■ EXERCISE: Every record that follows needs to be written out again, exactly.

[[ RECORDS FOR THE TASK open ]]

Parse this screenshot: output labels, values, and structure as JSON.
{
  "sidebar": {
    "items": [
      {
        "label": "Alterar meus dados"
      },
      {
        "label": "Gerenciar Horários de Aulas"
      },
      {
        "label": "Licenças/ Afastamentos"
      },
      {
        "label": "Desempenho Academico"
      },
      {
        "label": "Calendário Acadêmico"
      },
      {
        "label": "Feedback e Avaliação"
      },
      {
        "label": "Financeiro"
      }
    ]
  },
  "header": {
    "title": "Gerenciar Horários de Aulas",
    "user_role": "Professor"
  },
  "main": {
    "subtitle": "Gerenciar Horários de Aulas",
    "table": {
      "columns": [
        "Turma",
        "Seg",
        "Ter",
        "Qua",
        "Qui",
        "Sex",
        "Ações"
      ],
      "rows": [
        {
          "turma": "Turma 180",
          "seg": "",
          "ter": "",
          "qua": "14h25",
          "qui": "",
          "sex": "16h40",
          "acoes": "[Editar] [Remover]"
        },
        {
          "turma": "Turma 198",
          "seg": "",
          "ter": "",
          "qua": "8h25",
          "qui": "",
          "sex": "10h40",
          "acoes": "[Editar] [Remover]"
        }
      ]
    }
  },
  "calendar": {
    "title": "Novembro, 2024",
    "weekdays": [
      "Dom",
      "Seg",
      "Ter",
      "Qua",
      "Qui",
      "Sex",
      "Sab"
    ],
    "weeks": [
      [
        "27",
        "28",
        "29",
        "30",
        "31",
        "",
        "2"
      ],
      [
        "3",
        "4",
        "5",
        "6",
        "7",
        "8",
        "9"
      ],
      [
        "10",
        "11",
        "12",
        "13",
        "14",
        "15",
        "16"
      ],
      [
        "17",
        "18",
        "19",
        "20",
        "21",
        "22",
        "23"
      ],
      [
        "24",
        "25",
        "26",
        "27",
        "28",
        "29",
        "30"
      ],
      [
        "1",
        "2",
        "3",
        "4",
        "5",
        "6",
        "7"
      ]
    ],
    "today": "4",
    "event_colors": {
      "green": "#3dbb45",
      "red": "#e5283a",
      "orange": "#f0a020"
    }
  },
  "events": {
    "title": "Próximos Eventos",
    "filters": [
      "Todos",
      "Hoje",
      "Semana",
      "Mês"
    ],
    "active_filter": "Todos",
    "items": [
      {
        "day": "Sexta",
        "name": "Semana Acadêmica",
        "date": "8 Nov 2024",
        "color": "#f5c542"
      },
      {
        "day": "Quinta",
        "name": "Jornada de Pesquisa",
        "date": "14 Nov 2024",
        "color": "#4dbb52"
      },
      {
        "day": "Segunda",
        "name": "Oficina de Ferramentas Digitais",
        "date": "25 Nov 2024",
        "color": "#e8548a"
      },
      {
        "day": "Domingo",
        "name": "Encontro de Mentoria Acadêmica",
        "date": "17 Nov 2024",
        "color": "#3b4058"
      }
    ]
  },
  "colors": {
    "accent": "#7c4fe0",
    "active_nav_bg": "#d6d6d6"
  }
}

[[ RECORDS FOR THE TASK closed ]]

■ ANSWER BELOW:
Parse this screenshot: output labels, values, and structure as JSON.
{
  "sidebar": {
    "items": [
      {
        "label": "Alterar meus dados"
      },
      {
        "label": "Gerenciar Horários de Aulas"
      },
      {
        "label": "Licenças/ Afastamentos"
      },
      {
        "label": "Desempenho Academico"
      },
      {
        "label": "Calendário Acadêmico"
      },
      {
        "label": "Feedback e Avaliação"
      },
      {
        "label": "Financeiro"
      }
    ]
  },
  "header": {
    "title": "Gerenciar Horários de Aulas",
    "user_role": "Professor"
  },
  "main": {
    "subtitle": "Gerenciar Horários de Aulas",
    "table": {
      "columns": [
        "Turma",
        "Seg",
        "Ter",
        "Qua",
        "Qui",
        "Sex",
        "Ações"
      ],
      "rows": [
        {
          "turma": "Turma 180",
          "seg": "",
          "ter": "",
          "qua": "14h25",
          "qui": "",
          "sex": "16h40",
          "acoes": "[Editar] [Remover]"
        },
        {
          "turma": "Turma 198",
          "seg": "",
          "ter": "",
          "qua": "8h25",
          "qui": "",
          "sex": "10h40",
          "acoes": "[Editar] [Remover]"
        }
      ]
    }
  },
  "calendar": {
    "title": "Novembro, 2024",
    "weekdays": [
      "Dom",
      "Seg",
      "Ter",
      "Qua",
      "Qui",
      "Sex",
      "Sab"
    ],
    "weeks": [
      [
        "27",
        "28",
        "29",
        "30",
        "31",
        "",
        "2"
      ],
      [
        "3",
        "4",
        "5",
        "6",
        "7",
        "8",
        "9"
      ],
      [
        "10",
        "11",
        "12",
        "13",
        "14",
        "15",
        "16"
      ],
      [
        "17",
        "18",
        "19",
        "20",
        "21",
        "22",
        "23"
      ],
      [
        "24",
        "25",
        "26",
        "27",
        "28",
        "29",
        "30"
      ],
      [
        "1",
        "2",
        "3",
        "4",
        "5",
        "6",
        "7"
      ]
    ],
    "today": "4",
    "event_colors": {
      "green": "#3dbb45",
      "red": "#e5283a",
      "orange": "#f0a020"
    }
  },
  "events": {
    "title": "Próximos Eventos",
    "filters": [
      "Todos",
      "Hoje",
      "Semana",
      "Mês"
    ],
    "active_filter": "Todos",
    "items": [
      {
        "day": "Sexta",
        "name": "Semana Acadêmica",
        "date": "8 Nov 2024",
        "color": "#f5c542"
      },
      {
        "day": "Quinta",
        "name": "Jornada de Pesquisa",
        "date": "14 Nov 2024",
        "color": "#4dbb52"
      },
      {
        "day": "Segunda",
        "name": "Oficina de Ferramentas Digitais",
        "date": "25 Nov 2024",
        "color": "#e8548a"
      },
      {
        "day": "Domingo",
        "name": "Encontro de Mentoria Acadêmica",
        "date": "17 Nov 2024",
        "color": "#3b4058"
      }
    ]
  },
  "colors": {
    "accent": "#7c4fe0",
    "active_nav_bg": "#d6d6d6"
  }
}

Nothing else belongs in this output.